That file should have the first line as <site-list version=”5″> or whatever the current version is, and you can just change that ‘5’ to whatever number you want. Open Enterprise Mode Site List Manager and you’ll see that updated version number, which will then get written +1 to the XML file next time you save it out.
That’s really it – it’s simple, but there are a few catches I ran into when testing. Once this is in place, if a user goes to a site that you’ve listed in the XML, a new window opens in IE and goes to that site instead.
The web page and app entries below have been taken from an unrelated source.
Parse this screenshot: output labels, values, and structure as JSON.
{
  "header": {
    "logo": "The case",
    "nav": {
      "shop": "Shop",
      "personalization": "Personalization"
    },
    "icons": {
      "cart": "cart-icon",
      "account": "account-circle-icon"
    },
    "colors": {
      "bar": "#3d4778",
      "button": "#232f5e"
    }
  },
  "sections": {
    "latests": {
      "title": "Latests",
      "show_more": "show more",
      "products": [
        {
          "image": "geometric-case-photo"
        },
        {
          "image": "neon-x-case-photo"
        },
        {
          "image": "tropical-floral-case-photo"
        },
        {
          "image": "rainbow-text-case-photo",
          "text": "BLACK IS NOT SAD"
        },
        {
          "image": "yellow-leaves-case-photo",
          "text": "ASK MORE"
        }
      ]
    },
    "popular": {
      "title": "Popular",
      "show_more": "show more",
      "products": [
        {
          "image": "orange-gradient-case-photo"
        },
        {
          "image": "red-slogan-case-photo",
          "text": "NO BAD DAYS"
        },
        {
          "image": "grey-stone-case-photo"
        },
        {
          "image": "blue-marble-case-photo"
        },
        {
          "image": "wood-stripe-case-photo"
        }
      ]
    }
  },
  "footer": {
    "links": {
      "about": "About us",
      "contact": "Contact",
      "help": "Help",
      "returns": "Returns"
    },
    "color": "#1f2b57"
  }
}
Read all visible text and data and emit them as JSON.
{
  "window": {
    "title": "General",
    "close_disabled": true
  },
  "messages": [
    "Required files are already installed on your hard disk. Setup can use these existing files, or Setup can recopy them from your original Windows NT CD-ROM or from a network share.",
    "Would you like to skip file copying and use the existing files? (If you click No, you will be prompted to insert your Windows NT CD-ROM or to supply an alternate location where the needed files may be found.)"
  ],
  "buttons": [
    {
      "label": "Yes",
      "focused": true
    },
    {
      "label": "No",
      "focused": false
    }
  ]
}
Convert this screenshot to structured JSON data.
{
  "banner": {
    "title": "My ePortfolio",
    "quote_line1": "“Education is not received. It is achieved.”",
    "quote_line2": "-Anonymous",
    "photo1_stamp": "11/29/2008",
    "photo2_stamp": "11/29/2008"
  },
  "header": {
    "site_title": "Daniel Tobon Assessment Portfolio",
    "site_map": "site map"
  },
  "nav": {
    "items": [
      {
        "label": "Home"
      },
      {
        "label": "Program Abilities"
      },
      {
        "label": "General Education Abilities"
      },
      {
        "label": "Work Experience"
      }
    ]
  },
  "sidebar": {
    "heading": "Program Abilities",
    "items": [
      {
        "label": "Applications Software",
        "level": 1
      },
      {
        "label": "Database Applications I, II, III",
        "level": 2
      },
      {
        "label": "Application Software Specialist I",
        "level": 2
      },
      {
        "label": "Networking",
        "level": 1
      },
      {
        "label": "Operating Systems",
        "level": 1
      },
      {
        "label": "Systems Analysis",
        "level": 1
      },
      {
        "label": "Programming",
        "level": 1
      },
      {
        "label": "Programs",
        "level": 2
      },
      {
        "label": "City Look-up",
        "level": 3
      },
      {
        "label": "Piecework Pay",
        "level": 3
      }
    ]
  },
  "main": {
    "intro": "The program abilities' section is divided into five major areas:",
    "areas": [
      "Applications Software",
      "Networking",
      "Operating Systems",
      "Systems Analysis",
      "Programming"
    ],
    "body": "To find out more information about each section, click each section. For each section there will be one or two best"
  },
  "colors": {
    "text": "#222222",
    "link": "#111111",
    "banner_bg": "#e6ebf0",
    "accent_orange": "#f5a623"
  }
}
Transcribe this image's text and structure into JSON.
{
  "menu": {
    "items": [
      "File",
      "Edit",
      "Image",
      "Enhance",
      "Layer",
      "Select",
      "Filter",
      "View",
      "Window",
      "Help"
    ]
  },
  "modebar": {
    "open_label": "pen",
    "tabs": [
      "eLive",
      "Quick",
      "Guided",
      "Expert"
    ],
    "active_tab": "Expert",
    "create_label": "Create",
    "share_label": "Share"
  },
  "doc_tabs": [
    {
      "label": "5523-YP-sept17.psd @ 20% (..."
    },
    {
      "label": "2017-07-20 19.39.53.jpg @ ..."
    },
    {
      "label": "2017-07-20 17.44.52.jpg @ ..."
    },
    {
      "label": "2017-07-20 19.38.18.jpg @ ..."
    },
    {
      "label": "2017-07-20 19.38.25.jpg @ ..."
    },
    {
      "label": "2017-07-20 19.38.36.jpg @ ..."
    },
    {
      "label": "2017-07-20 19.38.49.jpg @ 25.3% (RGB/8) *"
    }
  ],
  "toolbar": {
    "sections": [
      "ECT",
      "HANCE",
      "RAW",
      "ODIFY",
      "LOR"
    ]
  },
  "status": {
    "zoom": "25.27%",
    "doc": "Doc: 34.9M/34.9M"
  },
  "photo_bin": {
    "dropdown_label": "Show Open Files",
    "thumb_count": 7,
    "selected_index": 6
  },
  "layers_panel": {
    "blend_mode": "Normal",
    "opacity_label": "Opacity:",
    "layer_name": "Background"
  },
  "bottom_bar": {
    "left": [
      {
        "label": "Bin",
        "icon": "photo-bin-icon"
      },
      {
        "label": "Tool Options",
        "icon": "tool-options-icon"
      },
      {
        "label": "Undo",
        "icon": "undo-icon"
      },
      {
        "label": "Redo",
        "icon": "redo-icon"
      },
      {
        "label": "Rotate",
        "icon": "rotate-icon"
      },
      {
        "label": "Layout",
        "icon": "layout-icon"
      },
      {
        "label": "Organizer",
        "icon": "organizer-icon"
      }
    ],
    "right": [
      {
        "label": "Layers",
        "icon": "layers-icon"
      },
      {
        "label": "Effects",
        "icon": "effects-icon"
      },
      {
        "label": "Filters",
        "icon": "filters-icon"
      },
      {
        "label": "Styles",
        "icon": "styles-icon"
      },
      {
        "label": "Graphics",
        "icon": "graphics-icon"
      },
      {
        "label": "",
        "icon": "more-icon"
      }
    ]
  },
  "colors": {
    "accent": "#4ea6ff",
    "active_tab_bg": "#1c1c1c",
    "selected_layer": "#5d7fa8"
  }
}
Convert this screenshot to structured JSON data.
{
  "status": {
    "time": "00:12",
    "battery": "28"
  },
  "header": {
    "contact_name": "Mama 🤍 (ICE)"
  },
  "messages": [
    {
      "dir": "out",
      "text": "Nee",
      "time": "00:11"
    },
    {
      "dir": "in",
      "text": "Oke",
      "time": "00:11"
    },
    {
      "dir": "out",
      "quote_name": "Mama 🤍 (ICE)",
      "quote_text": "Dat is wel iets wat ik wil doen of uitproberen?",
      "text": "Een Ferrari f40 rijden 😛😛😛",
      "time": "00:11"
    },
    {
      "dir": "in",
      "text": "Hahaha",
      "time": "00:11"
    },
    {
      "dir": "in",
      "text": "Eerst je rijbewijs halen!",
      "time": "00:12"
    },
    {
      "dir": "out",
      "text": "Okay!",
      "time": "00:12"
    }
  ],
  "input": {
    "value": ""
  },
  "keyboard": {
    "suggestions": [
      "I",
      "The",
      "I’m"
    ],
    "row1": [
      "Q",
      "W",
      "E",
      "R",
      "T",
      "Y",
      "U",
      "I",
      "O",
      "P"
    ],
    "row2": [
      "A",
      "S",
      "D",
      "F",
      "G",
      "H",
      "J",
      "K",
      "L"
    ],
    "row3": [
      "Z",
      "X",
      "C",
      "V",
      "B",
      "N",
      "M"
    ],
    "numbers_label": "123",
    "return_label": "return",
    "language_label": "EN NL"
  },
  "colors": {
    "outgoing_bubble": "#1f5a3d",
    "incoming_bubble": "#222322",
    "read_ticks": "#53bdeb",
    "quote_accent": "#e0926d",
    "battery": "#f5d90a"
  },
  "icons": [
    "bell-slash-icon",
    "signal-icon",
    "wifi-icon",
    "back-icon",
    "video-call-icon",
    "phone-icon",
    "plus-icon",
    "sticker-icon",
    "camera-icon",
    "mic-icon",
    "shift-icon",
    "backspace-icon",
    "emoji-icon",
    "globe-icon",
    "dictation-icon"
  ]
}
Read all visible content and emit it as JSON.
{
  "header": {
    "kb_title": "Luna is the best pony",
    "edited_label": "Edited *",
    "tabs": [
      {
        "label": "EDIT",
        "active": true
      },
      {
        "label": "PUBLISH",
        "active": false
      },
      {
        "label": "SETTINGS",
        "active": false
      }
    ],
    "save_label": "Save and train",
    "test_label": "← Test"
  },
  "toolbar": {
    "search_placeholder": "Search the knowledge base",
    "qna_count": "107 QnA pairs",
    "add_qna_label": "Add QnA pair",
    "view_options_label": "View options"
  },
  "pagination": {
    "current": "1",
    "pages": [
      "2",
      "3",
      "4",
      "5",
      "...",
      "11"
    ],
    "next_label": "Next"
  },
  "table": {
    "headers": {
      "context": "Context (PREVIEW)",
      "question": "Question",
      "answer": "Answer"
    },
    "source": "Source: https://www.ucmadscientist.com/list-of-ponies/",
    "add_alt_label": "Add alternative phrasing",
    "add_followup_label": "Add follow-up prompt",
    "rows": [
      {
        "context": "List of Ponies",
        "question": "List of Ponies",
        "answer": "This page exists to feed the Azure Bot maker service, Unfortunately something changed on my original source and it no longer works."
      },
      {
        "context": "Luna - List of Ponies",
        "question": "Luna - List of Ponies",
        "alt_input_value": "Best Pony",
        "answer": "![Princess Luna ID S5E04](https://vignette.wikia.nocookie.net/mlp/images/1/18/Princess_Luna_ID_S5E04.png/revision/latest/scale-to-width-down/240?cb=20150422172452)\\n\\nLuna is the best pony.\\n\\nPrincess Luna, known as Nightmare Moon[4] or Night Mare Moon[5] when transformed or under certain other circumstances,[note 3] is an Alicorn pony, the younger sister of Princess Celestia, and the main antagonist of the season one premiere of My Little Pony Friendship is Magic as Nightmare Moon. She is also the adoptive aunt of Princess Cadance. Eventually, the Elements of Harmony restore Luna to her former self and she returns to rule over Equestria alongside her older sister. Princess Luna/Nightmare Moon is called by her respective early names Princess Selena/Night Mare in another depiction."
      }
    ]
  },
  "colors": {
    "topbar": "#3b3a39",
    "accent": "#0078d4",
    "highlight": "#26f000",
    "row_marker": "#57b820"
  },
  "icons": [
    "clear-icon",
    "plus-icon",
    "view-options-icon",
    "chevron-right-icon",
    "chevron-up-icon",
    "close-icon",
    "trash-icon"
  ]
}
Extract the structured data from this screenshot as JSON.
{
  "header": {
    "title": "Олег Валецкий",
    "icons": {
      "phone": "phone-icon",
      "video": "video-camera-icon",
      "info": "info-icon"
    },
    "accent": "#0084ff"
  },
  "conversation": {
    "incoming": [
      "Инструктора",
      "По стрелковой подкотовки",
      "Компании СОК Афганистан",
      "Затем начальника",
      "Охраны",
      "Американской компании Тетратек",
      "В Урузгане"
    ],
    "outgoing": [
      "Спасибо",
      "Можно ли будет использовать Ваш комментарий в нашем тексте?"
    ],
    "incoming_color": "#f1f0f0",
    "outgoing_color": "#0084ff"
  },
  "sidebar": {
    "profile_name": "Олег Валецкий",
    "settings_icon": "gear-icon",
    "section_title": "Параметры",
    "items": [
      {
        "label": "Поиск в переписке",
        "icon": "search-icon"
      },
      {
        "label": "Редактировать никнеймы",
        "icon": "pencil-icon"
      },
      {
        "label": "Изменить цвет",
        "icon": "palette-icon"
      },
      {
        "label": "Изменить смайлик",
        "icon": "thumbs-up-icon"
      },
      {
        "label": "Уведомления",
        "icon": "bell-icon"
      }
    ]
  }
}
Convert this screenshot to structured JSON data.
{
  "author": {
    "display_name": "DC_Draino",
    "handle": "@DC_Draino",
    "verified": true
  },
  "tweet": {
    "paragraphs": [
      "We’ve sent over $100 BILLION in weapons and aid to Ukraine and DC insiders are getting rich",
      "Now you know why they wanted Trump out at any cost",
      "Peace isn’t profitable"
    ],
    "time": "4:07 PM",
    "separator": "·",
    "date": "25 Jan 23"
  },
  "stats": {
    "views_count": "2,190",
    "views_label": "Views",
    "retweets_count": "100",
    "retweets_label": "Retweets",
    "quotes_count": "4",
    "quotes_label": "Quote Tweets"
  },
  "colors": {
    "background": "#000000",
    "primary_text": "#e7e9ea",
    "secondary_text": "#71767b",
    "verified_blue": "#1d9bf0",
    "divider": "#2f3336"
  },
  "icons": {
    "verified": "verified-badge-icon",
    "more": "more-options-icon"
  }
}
It’ll also support subsites, so you don’t need to sent traffic for an entire domain like adamfowlerit.com there, it could be adamfowlerit.com/news and only hits to that subdomain will be triggered.
There’s a few other Group Policy settings around this such as forcing all intranet sites to go to IE, you’ll need to work out what’s best for your environment.
I’ve already written a post on why Legacy Authentication (Basic) is bad, and Modern Authentication is good. At the time of writing, Authentication Policies were the way to go to block Legacy Authentication methods. Of course, things change and there’s now a better* option to look at – Conditional Access.
I’ve also covered Conditional Access before, and it’s really hard to fault the solution. There are now Baseline policies deployed by default (still in preview though) to Azure AD tenants with recommended best practices:
One of these is for blocking legacy authentication – but I’m not going to recommend you turn this on (at least for starters, it’s good at the end when you know you have full modern authentication support), as it’s a tenant wide setting that has no exceptions if you need to allow legacy authentication for an account (unlike Require MFA for admins, which does allow exceptions).
Instead, you can create your own policy that does the same. This means you can gradually roll it out, and put exceptions in place until you either work around them, or live with them. If you have a requirement for an account that requires legacy auth, then you need to consider how else you’ll protect that account – can you use other Conditional Access policies to restrict it to a certain region/locations, certain apps, platforms etc – lock it down as much as you can, and make sure the account has a long unique password.
The single important setting to block legacy auth via a Conditional Access Policy is blocking access to ‘Other clients’ via Client apps:
If an account has their access or signin blocked due to an Authentication Policy, it’s not logged. You can look at the user in Azure AD and check the sign-ins, but you won’t see anything. However, if it blocked via Conditional Access, you’ll have a nice log entry showing you it was blocked:
Side note: Although in this example I was logging in from Australia, I was trying to connect to Exchange Online via PowerShell. That seems to often be detected as being in the US, so be careful with region blocking.
The other reason is that Authentication Policies can take up to 4 (!) hours to apply, although it’s often more like an hour. That is a long time to wait, and you just have to keep waiting and trying until it works – except if you did it wrong, you won’t know and you’ll keep waiting. Or, if you need to unblock access while rolling out, it’s a long time to roll back.
Authentication Policies do have their place though, they give more granular control over what you want to block or not – say you know you want to block POP3 access company wide, but not IMAP – that’s possible in there, but not via Conditional Access.
Unless you have a good reason to use Authentication Policies, just use Conditional Access (and assuming you have Azure AD Premium P1 or P2 licensing to actually let you use Conditional Access, and if you are using Azure AD you should be on that licensing anyway). It’ll make your life easier!